Researchers at two Canadian universities found that using HPV testing was more accurate at detecting cervical precancers than the traditional PAP smear. If this finding bears out in further investigations, it could eventually mean HPV screening could be the main diagnostic tool for cervical cancer because nearly all cases of cervical cancer are caused by HPV.
The randomized, controlled study involved 19,009 women (16,374 completed the study) and was conducted by McGill University and the University of British Columbia. About half (8,296) of the women used the HPV test to screen for cervical cancer and the other half (8,078) used the Pap smear.

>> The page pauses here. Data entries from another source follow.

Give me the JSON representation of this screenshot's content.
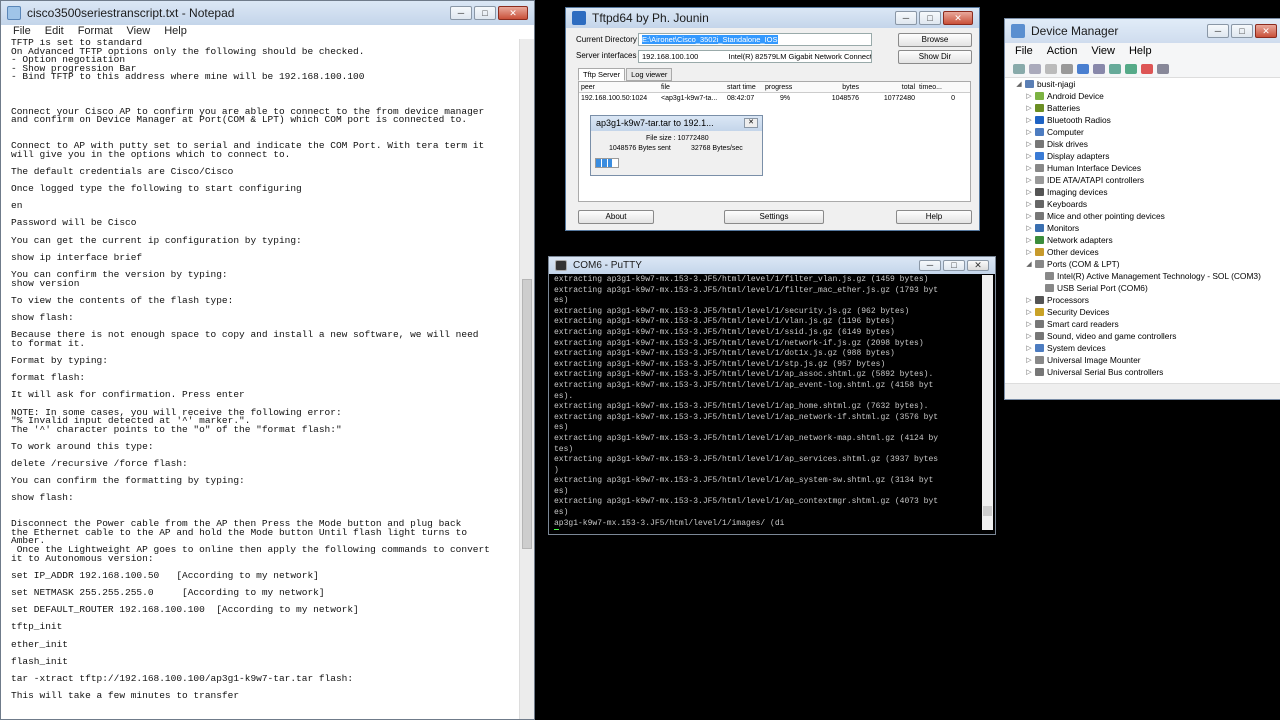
{
  "notepad": {
    "title": "cisco3500seriestranscript.txt - Notepad",
    "menu": [
      "File",
      "Edit",
      "Format",
      "View",
      "Help"
    ],
    "lines": [
      "TFTP is set to standard",
      "On Advanced TFTP options only the following should be checked.",
      "- Option negotiation",
      "- Show progression Bar",
      "- Bind TFTP to this address where mine will be 192.168.100.100",
      "",
      "",
      "",
      "Connect your Cisco AP to confirm you are able to connect to the from device manager",
      "and confirm on Device Manager at Port(COM & LPT) which COM port is connected to.",
      "",
      "",
      "Connect to AP with putty set to serial and indicate the COM Port. With tera term it",
      "will give you in the options which to connect to.",
      "",
      "The default credentials are Cisco/Cisco",
      "",
      "Once logged type the following to start configuring",
      "",
      "en",
      "",
      "Password will be Cisco",
      "",
      "You can get the current ip configuration by typing:",
      "",
      "show ip interface brief",
      "",
      "You can confirm the version by typing:",
      "show version",
      "",
      "To view the contents of the flash type:",
      "",
      "show flash:",
      "",
      "Because there is not enough space to copy and install a new software, we will need",
      "to format it.",
      "",
      "Format by typing:",
      "",
      "format flash:",
      "",
      "It will ask for confirmation. Press enter",
      "",
      "NOTE: In some cases, you will receive the following error:",
      "\"% Invalid input detected at '^' marker.\".",
      "The '^' character points to the \"o\" of the \"format flash:\"",
      "",
      "To work around this type:",
      "",
      "delete /recursive /force flash:",
      "",
      "You can confirm the formatting by typing:",
      "",
      "show flash:",
      "",
      "",
      "Disconnect the Power cable from the AP then Press the Mode button and plug back",
      "the Ethernet cable to the AP and hold the Mode button Until flash light turns to",
      "Amber.",
      " Once the Lightweight AP goes to online then apply the following commands to convert",
      "it to Autonomous version:",
      "",
      "set IP_ADDR 192.168.100.50   [According to my network]",
      "",
      "set NETMASK 255.255.255.0     [According to my network]",
      "",
      "set DEFAULT_ROUTER 192.168.100.100  [According to my network]",
      "",
      "tftp_init",
      "",
      "ether_init",
      "",
      "flash_init",
      "",
      "tar -xtract tftp://192.168.100.100/ap3g1-k9w7-tar.tar flash:",
      "",
      "This will take a few minutes to transfer"
    ],
    "selected_line_index": 75
  },
  "tftpd": {
    "title": "Tftpd64 by Ph. Jounin",
    "current_directory_label": "Current Directory",
    "current_directory_value": "E:\\Aironet\\Cisco_3502i_Standalone_IOS",
    "server_interfaces_label": "Server interfaces",
    "server_ip": "192.168.100.100",
    "interface_name": "Intel(R) 82579LM Gigabit Network Connect",
    "browse_label": "Browse",
    "show_dir_label": "Show Dir",
    "tabs": [
      "Tftp Server",
      "Log viewer"
    ],
    "columns": [
      "peer",
      "file",
      "start time",
      "progress",
      "bytes",
      "total",
      "timeo..."
    ],
    "rows": [
      [
        "192.168.100.50:1024",
        "<ap3g1-k9w7-ta...",
        "08:42:07",
        "9%",
        "1048576",
        "10772480",
        "0"
      ]
    ],
    "popup": {
      "title": "ap3g1-k9w7-tar.tar to 192.1...",
      "file_size": "File size : 10772480",
      "bytes_sent": "1048576 Bytes sent",
      "rate": "32768 Bytes/sec",
      "progress_fraction": 0.09
    },
    "about_label": "About",
    "settings_label": "Settings",
    "help_label": "Help"
  },
  "putty": {
    "title": "COM6 - PuTTY",
    "lines": [
      "extracting ap3g1-k9w7-mx.153-3.JF5/html/level/1/filter_vlan.js.gz (1459 bytes)",
      "extracting ap3g1-k9w7-mx.153-3.JF5/html/level/1/filter_mac_ether.js.gz (1793 byt",
      "es)",
      "extracting ap3g1-k9w7-mx.153-3.JF5/html/level/1/security.js.gz (962 bytes)",
      "extracting ap3g1-k9w7-mx.153-3.JF5/html/level/1/vlan.js.gz (1196 bytes)",
      "extracting ap3g1-k9w7-mx.153-3.JF5/html/level/1/ssid.js.gz (6149 bytes)",
      "extracting ap3g1-k9w7-mx.153-3.JF5/html/level/1/network-if.js.gz (2098 bytes)",
      "extracting ap3g1-k9w7-mx.153-3.JF5/html/level/1/dot1x.js.gz (988 bytes)",
      "extracting ap3g1-k9w7-mx.153-3.JF5/html/level/1/stp.js.gz (957 bytes)",
      "extracting ap3g1-k9w7-mx.153-3.JF5/html/level/1/ap_assoc.shtml.gz (5892 bytes).",
      "extracting ap3g1-k9w7-mx.153-3.JF5/html/level/1/ap_event-log.shtml.gz (4158 byt",
      "es).",
      "extracting ap3g1-k9w7-mx.153-3.JF5/html/level/1/ap_home.shtml.gz (7632 bytes).",
      "extracting ap3g1-k9w7-mx.153-3.JF5/html/level/1/ap_network-if.shtml.gz (3576 byt",
      "es)",
      "extracting ap3g1-k9w7-mx.153-3.JF5/html/level/1/ap_network-map.shtml.gz (4124 by",
      "tes)",
      "extracting ap3g1-k9w7-mx.153-3.JF5/html/level/1/ap_services.shtml.gz (3937 bytes",
      ")",
      "extracting ap3g1-k9w7-mx.153-3.JF5/html/level/1/ap_system-sw.shtml.gz (3134 byt",
      "es)",
      "extracting ap3g1-k9w7-mx.153-3.JF5/html/level/1/ap_contextmgr.shtml.gz (4073 byt",
      "es)"
    ],
    "prompt_line": "ap3g1-k9w7-mx.153-3.JF5/html/level/1/images/ (di"
  },
  "devmgr": {
    "title": "Device Manager",
    "menu": [
      "File",
      "Action",
      "View",
      "Help"
    ],
    "tree": [
      {
        "label": "busit-njagi",
        "level": 0,
        "exp": "◢",
        "icon": "computer-icon",
        "color": "#5b7fb5"
      },
      {
        "label": "Android Device",
        "level": 1,
        "exp": "▷",
        "icon": "android-icon",
        "color": "#7cb342"
      },
      {
        "label": "Batteries",
        "level": 1,
        "exp": "▷",
        "icon": "battery-icon",
        "color": "#6b8e23"
      },
      {
        "label": "Bluetooth Radios",
        "level": 1,
        "exp": "▷",
        "icon": "bluetooth-icon",
        "color": "#1e63c4"
      },
      {
        "label": "Computer",
        "level": 1,
        "exp": "▷",
        "icon": "computer-icon",
        "color": "#4d7cc0"
      },
      {
        "label": "Disk drives",
        "level": 1,
        "exp": "▷",
        "icon": "disk-icon",
        "color": "#777"
      },
      {
        "label": "Display adapters",
        "level": 1,
        "exp": "▷",
        "icon": "display-icon",
        "color": "#3a7bd5"
      },
      {
        "label": "Human Interface Devices",
        "level": 1,
        "exp": "▷",
        "icon": "hid-icon",
        "color": "#888"
      },
      {
        "label": "IDE ATA/ATAPI controllers",
        "level": 1,
        "exp": "▷",
        "icon": "ide-icon",
        "color": "#999"
      },
      {
        "label": "Imaging devices",
        "level": 1,
        "exp": "▷",
        "icon": "camera-icon",
        "color": "#555"
      },
      {
        "label": "Keyboards",
        "level": 1,
        "exp": "▷",
        "icon": "keyboard-icon",
        "color": "#666"
      },
      {
        "label": "Mice and other pointing devices",
        "level": 1,
        "exp": "▷",
        "icon": "mouse-icon",
        "color": "#777"
      },
      {
        "label": "Monitors",
        "level": 1,
        "exp": "▷",
        "icon": "monitor-icon",
        "color": "#3a6fb0"
      },
      {
        "label": "Network adapters",
        "level": 1,
        "exp": "▷",
        "icon": "network-icon",
        "color": "#3c8d3c"
      },
      {
        "label": "Other devices",
        "level": 1,
        "exp": "▷",
        "icon": "unknown-device-icon",
        "color": "#c79a2c"
      },
      {
        "label": "Ports (COM & LPT)",
        "level": 1,
        "exp": "◢",
        "icon": "port-icon",
        "color": "#888"
      },
      {
        "label": "Intel(R) Active Management Technology - SOL (COM3)",
        "level": 2,
        "exp": "",
        "icon": "port-icon",
        "color": "#888"
      },
      {
        "label": "USB Serial Port (COM6)",
        "level": 2,
        "exp": "",
        "icon": "port-icon",
        "color": "#888"
      },
      {
        "label": "Processors",
        "level": 1,
        "exp": "▷",
        "icon": "cpu-icon",
        "color": "#555"
      },
      {
        "label": "Security Devices",
        "level": 1,
        "exp": "▷",
        "icon": "security-icon",
        "color": "#c9a227"
      },
      {
        "label": "Smart card readers",
        "level": 1,
        "exp": "▷",
        "icon": "smartcard-icon",
        "color": "#777"
      },
      {
        "label": "Sound, video and game controllers",
        "level": 1,
        "exp": "▷",
        "icon": "sound-icon",
        "color": "#777"
      },
      {
        "label": "System devices",
        "level": 1,
        "exp": "▷",
        "icon": "system-icon",
        "color": "#4d7cc0"
      },
      {
        "label": "Universal Image Mounter",
        "level": 1,
        "exp": "▷",
        "icon": "image-mounter-icon",
        "color": "#888"
      },
      {
        "label": "Universal Serial Bus controllers",
        "level": 1,
        "exp": "▷",
        "icon": "usb-icon",
        "color": "#777"
      }
    ]
  }
}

At 48 months, the investigators found significantly fewer indicators of pre cervical cancer (cervical intraepithelial neoplasia grade 2 or worse) among women who underwent HPV testing versus the Pap smear. Cervical intraepithelial neoplasia (cervical dysplasia) is usually caused by HPV and can progress to cancer if not treated.

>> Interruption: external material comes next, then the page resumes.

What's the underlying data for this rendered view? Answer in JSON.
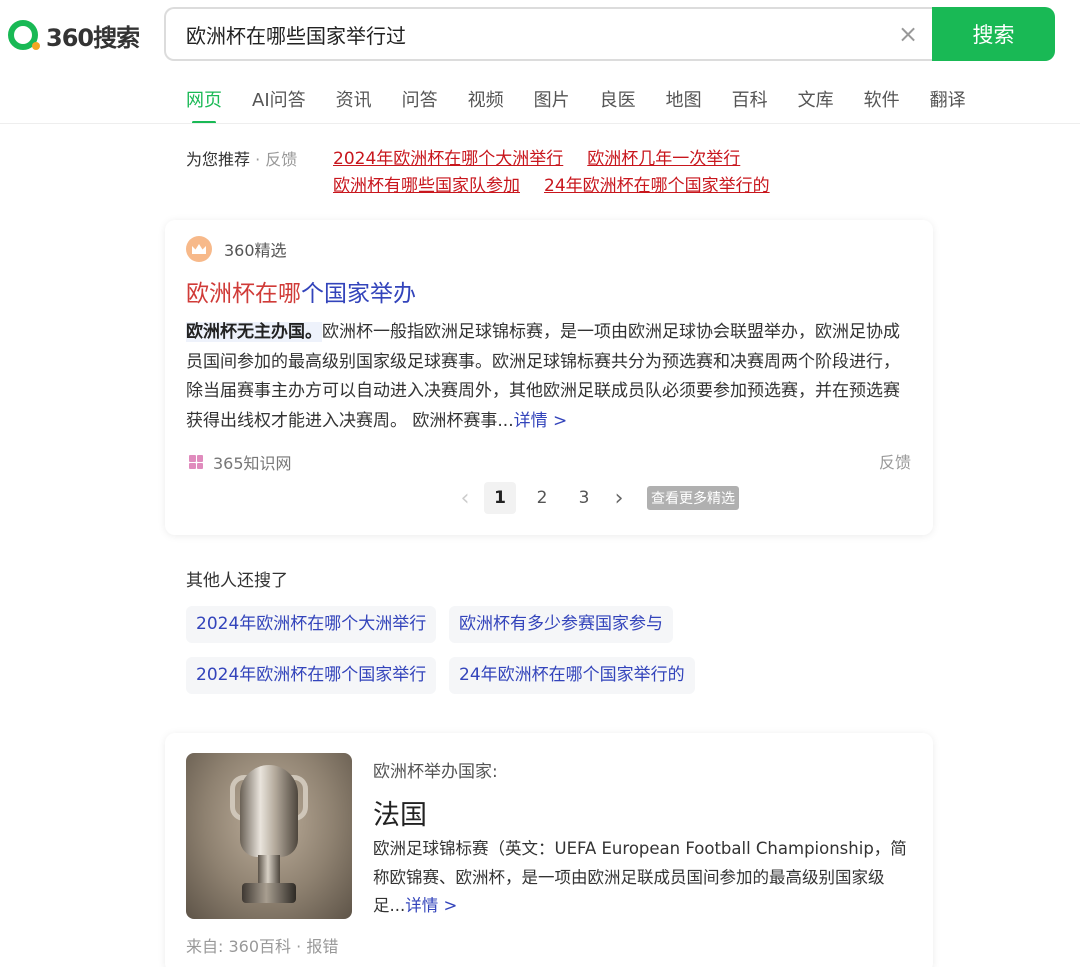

According to Rachel L. Winer, PhD, associate professor of epidemiology at the University of Washington who is affiliated with the University’s HPV research group (but who was not part of the study), these results could lead the way for cervical cancer screening to reach women who are underserved or who have not been screened. Currently, nearly one third of women ages 30 to 64 have not been screened or don’t get screened regularly.